Full Throttle Rock: I think “Raise Your Fist” and the last album, “Fear No Evil”, have had a very strong WARLOCK feel about them. Do you feel that too?

Doro Pesch: Yeah, well, I think you could say that. Yeah, it is more the metal spirit, I feel the last couple of years that metal is getting so huge again, I think every record is a sign of the times and I think the last five, six years, it is bigger than ever. When I start writing a record, I do not think like that, I do not think about it, but in the end, when it comes out or it is finished, you think, yeah, it has a lot of old-school great things on it. I always love anthems, but stuff comes out when it comes out, you know. Sometimes you cannot even force it. When something comes out naturally, that is what you are hoping for, and I think on this album many things came out naturally.

Full Throttle Rock: A question I ask a lot of bands I speak to is about metal fans and their incredible loyalty to the genre. Do you have any thoughts on why they remain so devoted and loyal to their favourite bands the way they do?

Doro Pesch: I tell you that is why I have never been married; I love the metal fans. To me, it is like they are my family, my closest friends, and I would do anything for the fans and that will never ever change. They can count on me, because I know I can count on them. The fans worldwide have a heart of gold and they are great people with great spirits and I would totally trust them with my life, which I always do every day. I am so happy to belong to this great metal family, to be one with them, to be a part of them, and I am a fan myself. I think it is something special, something unique, and I am still a big metalhead.

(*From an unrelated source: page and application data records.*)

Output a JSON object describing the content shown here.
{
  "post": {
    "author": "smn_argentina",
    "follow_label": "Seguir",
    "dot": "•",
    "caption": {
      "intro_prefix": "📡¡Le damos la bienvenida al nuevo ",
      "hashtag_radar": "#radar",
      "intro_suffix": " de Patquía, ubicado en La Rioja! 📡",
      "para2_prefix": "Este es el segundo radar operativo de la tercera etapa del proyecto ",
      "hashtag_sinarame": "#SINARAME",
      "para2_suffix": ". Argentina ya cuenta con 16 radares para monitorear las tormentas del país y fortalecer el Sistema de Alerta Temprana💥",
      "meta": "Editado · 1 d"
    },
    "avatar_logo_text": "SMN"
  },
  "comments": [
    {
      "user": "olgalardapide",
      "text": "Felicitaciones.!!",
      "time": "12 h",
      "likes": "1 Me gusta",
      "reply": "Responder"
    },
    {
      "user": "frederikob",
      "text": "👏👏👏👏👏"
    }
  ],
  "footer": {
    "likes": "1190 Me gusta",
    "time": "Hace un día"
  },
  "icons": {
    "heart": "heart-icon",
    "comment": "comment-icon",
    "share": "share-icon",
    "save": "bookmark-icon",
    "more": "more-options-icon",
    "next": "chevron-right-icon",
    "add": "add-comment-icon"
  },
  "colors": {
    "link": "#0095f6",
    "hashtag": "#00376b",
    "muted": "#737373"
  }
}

Read the entire interview at Full Throttle Rock.

Comments No Comments »

Roadrunner have been a record label since 1980 and have naturally accured one hell of a back catalogue for fans to dive into. To celebrate over thirty years of existence, the label will be dropping a four-disc box set that covers the entire history of the label! The track list is way cool too, so …

The post Roadrunner Records To Release XXX: Three Decades Of Roadrunner Records Box Set appeared first on Metal Injection.

Comments No Comments »

On this day, thirty years ago, July 25, 1983, Metallica's Kill 'Em All was released to an unsuspecting public, not knowing that this band would become the biggest metal band, and one of the all-time best selling musical acts in history. Let's take a look at ten fun facts about the album that you may …

The post 10 Fun Facts About METALLICA's Kill 'Em All On It's 30th Anniversary appeared first on Metal Injection.

Comments No Comments »

Because it was the first tour for Ozzy Osbourne and BLACK SABBATH in more than thirty years, the staging had to be as dramatic as the event itself.

Comments No Comments »

Mark Workman, a successful lighting designer and tour manager in the music business for thirty years and author of the recently published book “One For The Road: How To Be A Music Tour Manager”, conducted an interview with SLAYER guitar tech Johnny Araya for the Road Crew Books web site.

Comments No Comments »

Thirty years after his departure from Krokus, guitarist Mandy Meyer rejoins the most successful line-up again on their upcoming album ‘Dirty Dynamite’.

Comments No Comments »